**MATERIAL PROVIDED**
↓↓↓
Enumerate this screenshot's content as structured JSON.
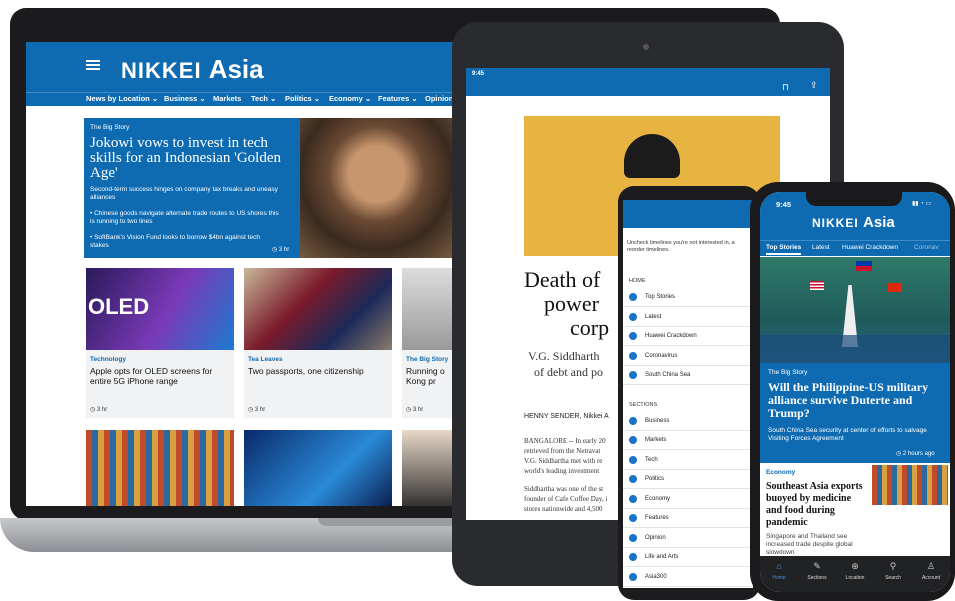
{
  "laptop": {
    "brand_a": "NIKKEI",
    "brand_b": "Asia",
    "nav": [
      "News by Location ⌄",
      "Business ⌄",
      "Markets",
      "Tech ⌄",
      "Politics ⌄",
      "Economy ⌄",
      "Features ⌄",
      "Opinion"
    ],
    "hero": {
      "tag": "The Big Story",
      "title": "Jokowi vows to invest in tech skills for an Indonesian 'Golden Age'",
      "subtitle": "Second-term success hinges on company tax breaks and uneasy alliances",
      "bullets": [
        "• Chinese goods navigate alternate trade routes to US shores this is running to two lines",
        "• SoftBank's Vision Fund looks to borrow $4bn against tech stakes"
      ],
      "time": "3 hr"
    },
    "cards": [
      {
        "tag": "Technology",
        "title": "Apple opts for OLED screens for entire 5G iPhone range",
        "time": "3 hr",
        "img_text": "OLED"
      },
      {
        "tag": "Tea Leaves",
        "title": "Two passports, one citizenship",
        "time": "3 hr"
      },
      {
        "tag": "The Big Story",
        "title": "Running o Kong pr",
        "time": "3 hr"
      }
    ]
  },
  "tablet": {
    "time": "9:45",
    "headline": [
      "Death of",
      "power",
      "corp"
    ],
    "subhead": [
      "V.G. Siddharth",
      "of debt and po"
    ],
    "byline": "HENNY SENDER, Nikkei A",
    "body": [
      "BANGALORE -- In early 20",
      "retrieved from the Netravat",
      "V.G. Siddhartha met with re",
      "world's leading investment"
    ],
    "body2": [
      "Siddhartha was one of the st",
      "founder of Cafe Coffee Day, i",
      "stores nationwide and 4,500"
    ]
  },
  "android": {
    "intro": "Uncheck timelines you're not interested in, a reorder timelines.",
    "home_label": "HOME",
    "home_items": [
      "Top Stories",
      "Latest",
      "Huawei Crackdown",
      "Coronavirus",
      "South China Sea"
    ],
    "sections_label": "SECTIONS",
    "section_items": [
      "Business",
      "Markets",
      "Tech",
      "Politics",
      "Economy",
      "Features",
      "Opinion",
      "Life and Arts",
      "Asia300"
    ]
  },
  "iphone": {
    "time": "9:45",
    "brand_a": "NIKKEI",
    "brand_b": "Asia",
    "tabs": [
      "Top Stories",
      "Latest",
      "Huawei Crackdown",
      "Coronav"
    ],
    "story": {
      "tag": "The Big Story",
      "title": "Will the Philippine-US military alliance survive Duterte and Trump?",
      "sub": "South China Sea security at center of efforts to salvage Visiting Forces Agreement",
      "time": "2 hours ago"
    },
    "story2": {
      "tag": "Economy",
      "title": "Southeast Asia exports buoyed by medicine and food during pandemic",
      "sub": "Singapore and Thailand see increased trade despite global slowdown"
    },
    "footer": [
      "Home",
      "Sections",
      "Location",
      "Search",
      "Account"
    ]
  }
}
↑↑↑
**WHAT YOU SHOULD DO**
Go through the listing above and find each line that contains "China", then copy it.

**RESPONSE TO THE EXERCISE**
      "South China Sea"
      "sub": "South China Sea security at center of efforts to salvage Visiting Forces Agreement",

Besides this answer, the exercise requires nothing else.